    • vehicle access from Beach Street (north of the building) is inappropriate.
    • developer’s traffic study is flawed.
    • wind tunnelling.
    • inappropriate development for this gateway location.
    • the development could deter tourism – especially day visitors.
    • adverse impact on local commercial operations and also commerce in Bay Street.
    • impact of construction activities.

A report prepared for Council by its Manager of City Development concluded that:

  • The height, massing and design of the proposed buildings would not appropriately respond to or respect the local content and neighbourhood character, including the heritage listed railway station to the west.
  • The pedestrian access through the site is considered to be a poor design response due to its level of enclosure and its failure to provide direct access from Beach Street to Waterfront Place.
  • Council cannot be satisfied that the traffic generated from the development would not have a detrimental impact on the local traffic network.
  • The proposal fails to adequately consider the impact on the commercial operations at Station Pier.

After consideration of submissions and other feedback from the community and the developer’s representatives, and the report from its own officers, Council rejected the application.

The developer has applied to the Victorian Civil and Administrative Tribunal (VCAT) for a review of the Council’s decision.

Port of Melbourne Corporation reaction

The Port of Melbourne Corporation (POMC) is the strategic port manager for the Port of Melbourne, with the functions and powers to undertake the integrated management and development of the land and water side of the port.

In relation to Waterfront Place these functions include all operations at Station Pier, which handles:

  • around 58 cruise ship visits per season, many of which involve 4,000 passengers and crew, requiring special security and traffic management arrangements for buses, cars, taxis and freight vehicles for reprovisioning etc [Schedule] POMC estimates that 160,000 passengers and crew arrive at Station Pier, and this number is expected to rise to 640,000 by 2030. [More] [Cached]
  • Spirit of Tasmania (Tasmania ferry) operations with two daily sailings in Summer. These operations attract truck freight, buses and very large numbers of cars (often with caravans and trailers) entering and leaving the area. Each ferry has a capacity of 1,400 passengers and 1,000 cars (or a lesser number with trucks). That adds a potential 5,000 or so passenger movements and 4,000 vehicle movements per day to the cruise ship season traffic.
  • Australian and foreign naval vessels.


The Port of Melbourne Corporation has criticised the impact of the proposed development on its operations. In January 2013 acting executive general manager of business and planning, Robert Woodside said in its submission to Council “PoMC considers that the proposal is an encroachment of a sensitive and potentially incompatible use on the port … It has the potential, demonstrated by our current experience of receiving amenity and traffic-related complaints, to prejudice the efficient and curfew-free operations of the port.” [More]

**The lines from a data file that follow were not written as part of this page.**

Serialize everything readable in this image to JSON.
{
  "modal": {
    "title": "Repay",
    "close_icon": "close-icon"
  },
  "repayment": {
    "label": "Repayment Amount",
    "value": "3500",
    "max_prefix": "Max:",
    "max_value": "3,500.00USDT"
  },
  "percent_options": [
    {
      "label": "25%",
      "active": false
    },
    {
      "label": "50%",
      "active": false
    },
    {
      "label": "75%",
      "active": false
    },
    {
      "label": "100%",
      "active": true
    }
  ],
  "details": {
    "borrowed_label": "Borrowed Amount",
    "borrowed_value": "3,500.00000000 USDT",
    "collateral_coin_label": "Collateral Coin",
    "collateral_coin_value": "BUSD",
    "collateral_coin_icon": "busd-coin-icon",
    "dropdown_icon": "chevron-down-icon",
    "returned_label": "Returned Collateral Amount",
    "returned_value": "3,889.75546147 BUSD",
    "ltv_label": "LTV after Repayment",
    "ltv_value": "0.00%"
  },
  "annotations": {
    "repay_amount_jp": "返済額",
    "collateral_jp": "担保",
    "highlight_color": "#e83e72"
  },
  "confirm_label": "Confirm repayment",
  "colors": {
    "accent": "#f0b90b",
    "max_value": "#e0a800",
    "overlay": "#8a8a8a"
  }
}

A gridlock of trucks, buses and cars in front of Waterfront Place backed up to Bay Street

A gridlock of trucks, buses and cars in front of Waterfront Place backed up to Bay Street

POMC probably expects that the residents of the proposed development would soon complain about:

  • the noise of refrigerator compressors on freezer trailers parked directly across the street while waiting for loading onto the ferry
  • traffic noise and congestion, including traffic control and security arrangements during the cruise ship season.

The proposed development is incompatible with the constraints of that area.

Major impact of construction operations

A major construction project involves demolition and excavation (with removal of material), pile driving, delivery of equipment, materials, and on-site accommodation and project offices. This would create significant problems for traffic operations, businesses and residences.

Encroachment of construction works onto adjacent roads and public areas can last for years

Encroachment of construction works onto adjacent roads and public areas can last for years

Last updated: 22 May 2013 | Shortlink: http://wp.me/P3tOu9-8